## Goal of the exercise
Output all of the lines below exactly, and leave out each image.

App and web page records
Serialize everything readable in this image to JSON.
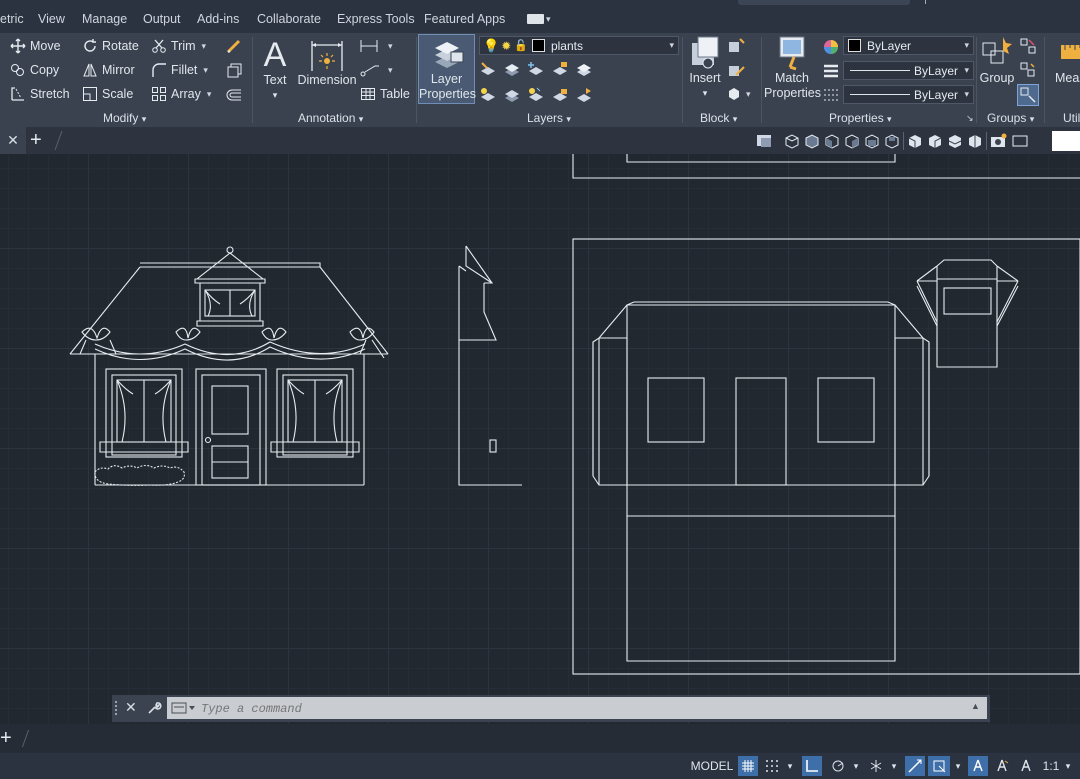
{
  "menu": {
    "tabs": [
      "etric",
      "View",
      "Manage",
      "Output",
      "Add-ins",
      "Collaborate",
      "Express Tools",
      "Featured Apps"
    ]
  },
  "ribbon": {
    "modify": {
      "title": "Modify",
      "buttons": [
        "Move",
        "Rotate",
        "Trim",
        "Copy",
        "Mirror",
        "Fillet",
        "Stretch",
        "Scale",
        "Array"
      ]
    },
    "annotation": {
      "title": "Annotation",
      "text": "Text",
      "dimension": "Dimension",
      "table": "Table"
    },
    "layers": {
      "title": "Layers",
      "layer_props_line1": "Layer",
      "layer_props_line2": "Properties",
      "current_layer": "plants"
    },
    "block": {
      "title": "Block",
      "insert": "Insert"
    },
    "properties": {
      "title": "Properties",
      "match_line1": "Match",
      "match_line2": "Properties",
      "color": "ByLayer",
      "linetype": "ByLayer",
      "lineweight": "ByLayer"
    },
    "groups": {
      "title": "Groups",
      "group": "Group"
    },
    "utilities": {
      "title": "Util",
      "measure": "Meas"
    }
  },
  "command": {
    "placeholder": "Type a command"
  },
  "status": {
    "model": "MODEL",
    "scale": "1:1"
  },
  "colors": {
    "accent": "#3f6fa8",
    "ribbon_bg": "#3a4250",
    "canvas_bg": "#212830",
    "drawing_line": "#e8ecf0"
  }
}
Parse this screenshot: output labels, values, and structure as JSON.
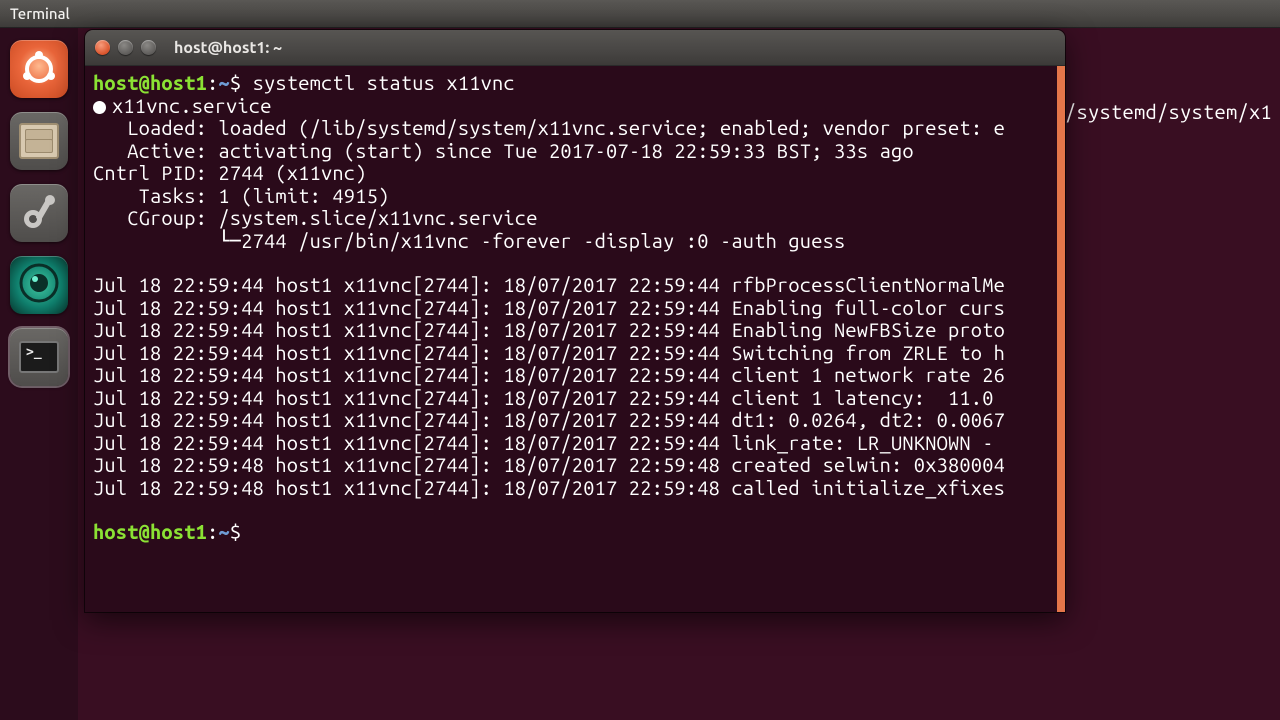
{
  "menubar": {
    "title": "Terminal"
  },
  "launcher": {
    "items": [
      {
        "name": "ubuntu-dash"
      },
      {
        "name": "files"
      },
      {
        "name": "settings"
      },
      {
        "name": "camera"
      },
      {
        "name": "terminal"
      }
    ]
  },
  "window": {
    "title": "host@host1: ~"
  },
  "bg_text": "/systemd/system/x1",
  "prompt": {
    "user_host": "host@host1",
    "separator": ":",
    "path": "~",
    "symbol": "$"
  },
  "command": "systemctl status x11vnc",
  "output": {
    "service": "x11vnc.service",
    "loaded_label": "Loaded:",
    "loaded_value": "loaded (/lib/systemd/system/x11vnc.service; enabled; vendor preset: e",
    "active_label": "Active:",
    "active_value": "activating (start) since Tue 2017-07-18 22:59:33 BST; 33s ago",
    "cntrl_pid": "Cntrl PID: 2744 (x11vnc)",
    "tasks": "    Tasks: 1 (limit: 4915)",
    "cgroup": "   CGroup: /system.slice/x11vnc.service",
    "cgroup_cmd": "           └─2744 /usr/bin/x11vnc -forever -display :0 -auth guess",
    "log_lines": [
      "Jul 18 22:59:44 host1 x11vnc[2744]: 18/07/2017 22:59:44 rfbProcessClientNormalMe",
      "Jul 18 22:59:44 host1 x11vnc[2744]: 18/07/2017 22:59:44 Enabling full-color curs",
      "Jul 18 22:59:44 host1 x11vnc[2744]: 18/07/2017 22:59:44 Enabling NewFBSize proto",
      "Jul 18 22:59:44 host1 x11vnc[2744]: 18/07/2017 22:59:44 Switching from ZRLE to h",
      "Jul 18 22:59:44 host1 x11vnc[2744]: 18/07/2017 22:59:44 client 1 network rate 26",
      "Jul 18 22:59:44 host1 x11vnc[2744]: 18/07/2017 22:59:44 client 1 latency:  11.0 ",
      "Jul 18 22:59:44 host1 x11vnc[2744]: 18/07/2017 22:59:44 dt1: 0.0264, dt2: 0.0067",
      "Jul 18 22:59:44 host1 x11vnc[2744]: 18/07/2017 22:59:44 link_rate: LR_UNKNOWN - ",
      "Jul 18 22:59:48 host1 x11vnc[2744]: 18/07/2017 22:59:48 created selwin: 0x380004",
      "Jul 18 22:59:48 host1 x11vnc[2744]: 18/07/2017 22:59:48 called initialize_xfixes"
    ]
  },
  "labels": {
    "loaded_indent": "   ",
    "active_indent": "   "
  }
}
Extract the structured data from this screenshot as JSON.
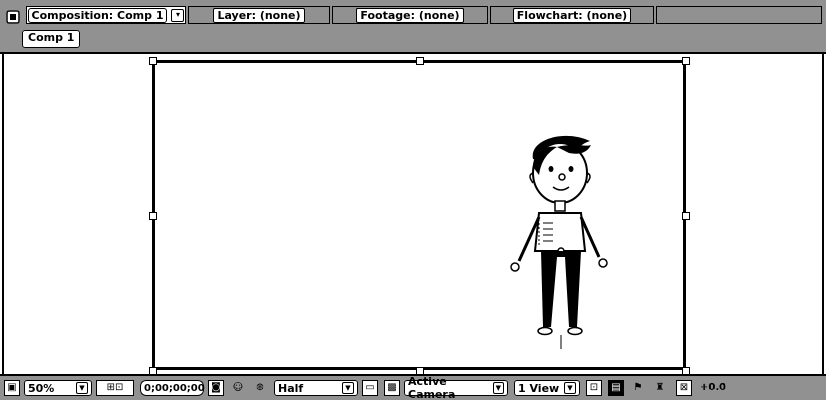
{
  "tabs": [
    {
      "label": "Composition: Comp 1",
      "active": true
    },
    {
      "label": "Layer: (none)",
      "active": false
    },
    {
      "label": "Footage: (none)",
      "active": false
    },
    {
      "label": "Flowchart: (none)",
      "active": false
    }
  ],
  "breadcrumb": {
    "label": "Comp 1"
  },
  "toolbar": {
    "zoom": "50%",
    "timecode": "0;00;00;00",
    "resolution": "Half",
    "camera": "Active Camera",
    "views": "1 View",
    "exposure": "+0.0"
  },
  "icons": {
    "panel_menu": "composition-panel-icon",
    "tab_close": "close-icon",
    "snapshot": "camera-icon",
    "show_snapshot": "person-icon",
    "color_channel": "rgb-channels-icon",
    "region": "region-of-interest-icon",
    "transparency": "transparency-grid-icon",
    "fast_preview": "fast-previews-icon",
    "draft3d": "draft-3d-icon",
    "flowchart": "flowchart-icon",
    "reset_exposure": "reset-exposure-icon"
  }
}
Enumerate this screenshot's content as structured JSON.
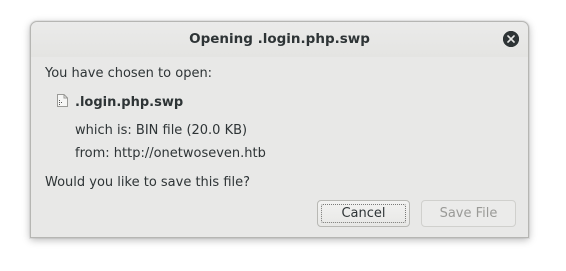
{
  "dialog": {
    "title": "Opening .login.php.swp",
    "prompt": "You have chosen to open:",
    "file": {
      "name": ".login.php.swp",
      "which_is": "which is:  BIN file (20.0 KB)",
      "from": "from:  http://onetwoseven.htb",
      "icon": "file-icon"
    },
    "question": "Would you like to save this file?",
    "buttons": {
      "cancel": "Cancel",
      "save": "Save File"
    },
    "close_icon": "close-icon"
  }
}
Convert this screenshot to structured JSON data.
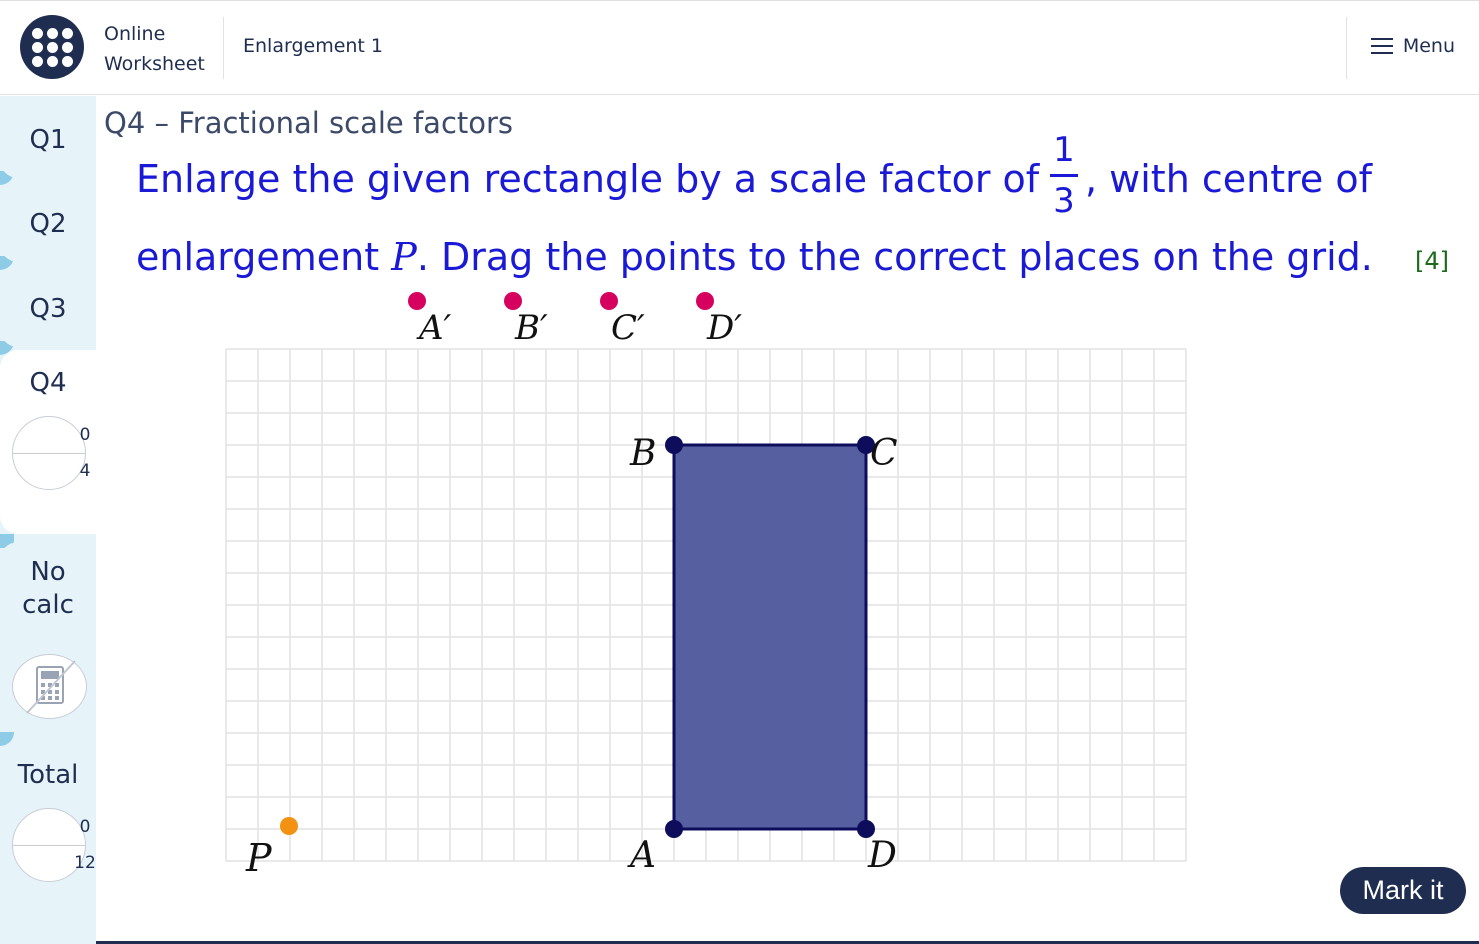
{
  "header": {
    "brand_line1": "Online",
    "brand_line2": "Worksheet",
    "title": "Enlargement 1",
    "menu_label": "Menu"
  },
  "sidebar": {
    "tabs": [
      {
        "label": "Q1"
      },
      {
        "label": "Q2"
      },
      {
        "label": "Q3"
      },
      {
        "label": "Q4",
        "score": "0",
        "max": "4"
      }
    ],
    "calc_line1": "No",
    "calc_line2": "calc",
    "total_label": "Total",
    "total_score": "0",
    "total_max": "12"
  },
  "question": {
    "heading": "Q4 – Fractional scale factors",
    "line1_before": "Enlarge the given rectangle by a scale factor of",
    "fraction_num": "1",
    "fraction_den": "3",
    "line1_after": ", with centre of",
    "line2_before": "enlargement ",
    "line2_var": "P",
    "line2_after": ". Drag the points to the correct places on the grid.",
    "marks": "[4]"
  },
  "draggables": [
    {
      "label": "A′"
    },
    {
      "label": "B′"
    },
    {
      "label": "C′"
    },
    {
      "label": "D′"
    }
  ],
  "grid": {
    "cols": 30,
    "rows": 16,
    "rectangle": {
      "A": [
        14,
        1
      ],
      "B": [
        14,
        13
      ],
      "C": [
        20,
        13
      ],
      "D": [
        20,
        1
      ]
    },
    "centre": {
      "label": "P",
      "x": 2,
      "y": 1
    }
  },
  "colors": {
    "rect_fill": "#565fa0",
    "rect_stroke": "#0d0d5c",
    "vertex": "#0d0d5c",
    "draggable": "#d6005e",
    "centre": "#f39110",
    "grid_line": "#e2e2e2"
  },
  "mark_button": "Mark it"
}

## Answer box
Serialize everything readable in this image to JSON.
{
  "menu": {
    "tabs": [
      "etric",
      "View",
      "Manage",
      "Output",
      "Add-ins",
      "Collaborate",
      "Express Tools",
      "Featured Apps"
    ]
  },
  "ribbon": {
    "modify": {
      "title": "Modify",
      "buttons": [
        "Move",
        "Rotate",
        "Trim",
        "Copy",
        "Mirror",
        "Fillet",
        "Stretch",
        "Scale",
        "Array"
      ]
    },
    "annotation": {
      "title": "Annotation",
      "text": "Text",
      "dimension": "Dimension",
      "table": "Table"
    },
    "layers": {
      "title": "Layers",
      "layer_props_line1": "Layer",
      "layer_props_line2": "Properties",
      "current_layer": "plants"
    },
    "block": {
      "title": "Block",
      "insert": "Insert"
    },
    "properties": {
      "title": "Properties",
      "match_line1": "Match",
      "match_line2": "Properties",
      "color": "ByLayer",
      "linetype": "ByLayer",
      "lineweight": "ByLayer"
    },
    "groups": {
      "title": "Groups",
      "group": "Group"
    },
    "utilities": {
      "title": "Util",
      "measure": "Meas"
    }
  },
  "command": {
    "placeholder": "Type a command"
  },
  "status": {
    "model": "MODEL",
    "scale": "1:1"
  },
  "colors": {
    "accent": "#3f6fa8",
    "ribbon_bg": "#3a4250",
    "canvas_bg": "#212830",
    "drawing_line": "#e8ecf0"
  }
}
Parse this screenshot: output labels, values, and structure as JSON.
{
  "menubar": {
    "title": "Terminal"
  },
  "launcher": {
    "items": [
      {
        "name": "ubuntu-dash"
      },
      {
        "name": "files"
      },
      {
        "name": "settings"
      },
      {
        "name": "camera"
      },
      {
        "name": "terminal"
      }
    ]
  },
  "window": {
    "title": "host@host1: ~"
  },
  "bg_text": "/systemd/system/x1",
  "prompt": {
    "user_host": "host@host1",
    "separator": ":",
    "path": "~",
    "symbol": "$"
  },
  "command": "systemctl status x11vnc",
  "output": {
    "service": "x11vnc.service",
    "loaded_label": "Loaded:",
    "loaded_value": "loaded (/lib/systemd/system/x11vnc.service; enabled; vendor preset: e",
    "active_label": "Active:",
    "active_value": "activating (start) since Tue 2017-07-18 22:59:33 BST; 33s ago",
    "cntrl_pid": "Cntrl PID: 2744 (x11vnc)",
    "tasks": "    Tasks: 1 (limit: 4915)",
    "cgroup": "   CGroup: /system.slice/x11vnc.service",
    "cgroup_cmd": "           └─2744 /usr/bin/x11vnc -forever -display :0 -auth guess",
    "log_lines": [
      "Jul 18 22:59:44 host1 x11vnc[2744]: 18/07/2017 22:59:44 rfbProcessClientNormalMe",
      "Jul 18 22:59:44 host1 x11vnc[2744]: 18/07/2017 22:59:44 Enabling full-color curs",
      "Jul 18 22:59:44 host1 x11vnc[2744]: 18/07/2017 22:59:44 Enabling NewFBSize proto",
      "Jul 18 22:59:44 host1 x11vnc[2744]: 18/07/2017 22:59:44 Switching from ZRLE to h",
      "Jul 18 22:59:44 host1 x11vnc[2744]: 18/07/2017 22:59:44 client 1 network rate 26",
      "Jul 18 22:59:44 host1 x11vnc[2744]: 18/07/2017 22:59:44 client 1 latency:  11.0 ",
      "Jul 18 22:59:44 host1 x11vnc[2744]: 18/07/2017 22:59:44 dt1: 0.0264, dt2: 0.0067",
      "Jul 18 22:59:44 host1 x11vnc[2744]: 18/07/2017 22:59:44 link_rate: LR_UNKNOWN - ",
      "Jul 18 22:59:48 host1 x11vnc[2744]: 18/07/2017 22:59:48 created selwin: 0x380004",
      "Jul 18 22:59:48 host1 x11vnc[2744]: 18/07/2017 22:59:48 called initialize_xfixes"
    ]
  },
  "labels": {
    "loaded_indent": "   ",
    "active_indent": "   "
  }
}
Extract the structured data from this screenshot as JSON.
{
  "tabs": [
    {
      "label": "Composition: Comp 1",
      "active": true
    },
    {
      "label": "Layer: (none)",
      "active": false
    },
    {
      "label": "Footage: (none)",
      "active": false
    },
    {
      "label": "Flowchart: (none)",
      "active": false
    }
  ],
  "breadcrumb": {
    "label": "Comp 1"
  },
  "toolbar": {
    "zoom": "50%",
    "timecode": "0;00;00;00",
    "resolution": "Half",
    "camera": "Active Camera",
    "views": "1 View",
    "exposure": "+0.0"
  },
  "icons": {
    "panel_menu": "composition-panel-icon",
    "tab_close": "close-icon",
    "snapshot": "camera-icon",
    "show_snapshot": "person-icon",
    "color_channel": "rgb-channels-icon",
    "region": "region-of-interest-icon",
    "transparency": "transparency-grid-icon",
    "fast_preview": "fast-previews-icon",
    "draft3d": "draft-3d-icon",
    "flowchart": "flowchart-icon",
    "reset_exposure": "reset-exposure-icon"
  }
}
Enumerate this screenshot's content as structured JSON.
{
  "dialog": {
    "title": "Opening .login.php.swp",
    "prompt": "You have chosen to open:",
    "file": {
      "name": ".login.php.swp",
      "which_is": "which is:  BIN file (20.0 KB)",
      "from": "from:  http://onetwoseven.htb",
      "icon": "file-icon"
    },
    "question": "Would you like to save this file?",
    "buttons": {
      "cancel": "Cancel",
      "save": "Save File"
    },
    "close_icon": "close-icon"
  }
}
Convert this screenshot to structured JSON data.
{
  "header": {
    "brand_line1": "Online",
    "brand_line2": "Worksheet",
    "title": "Enlargement 1",
    "menu_label": "Menu"
  },
  "sidebar": {
    "tabs": [
      {
        "label": "Q1"
      },
      {
        "label": "Q2"
      },
      {
        "label": "Q3"
      },
      {
        "label": "Q4",
        "score": "0",
        "max": "4"
      }
    ],
    "calc_line1": "No",
    "calc_line2": "calc",
    "total_label": "Total",
    "total_score": "0",
    "total_max": "12"
  },
  "question": {
    "heading": "Q4 – Fractional scale factors",
    "line1_before": "Enlarge the given rectangle by a scale factor of",
    "fraction_num": "1",
    "fraction_den": "3",
    "line1_after": ", with centre of",
    "line2_before": "enlargement ",
    "line2_var": "P",
    "line2_after": ". Drag the points to the correct places on the grid.",
    "marks": "[4]"
  },
  "draggables": [
    {
      "label": "A′"
    },
    {
      "label": "B′"
    },
    {
      "label": "C′"
    },
    {
      "label": "D′"
    }
  ],
  "grid": {
    "cols": 30,
    "rows": 16,
    "rectangle": {
      "A": [
        14,
        1
      ],
      "B": [
        14,
        13
      ],
      "C": [
        20,
        13
      ],
      "D": [
        20,
        1
      ]
    },
    "centre": {
      "label": "P",
      "x": 2,
      "y": 1
    }
  },
  "colors": {
    "rect_fill": "#565fa0",
    "rect_stroke": "#0d0d5c",
    "vertex": "#0d0d5c",
    "draggable": "#d6005e",
    "centre": "#f39110",
    "grid_line": "#e2e2e2"
  },
  "mark_button": "Mark it"
}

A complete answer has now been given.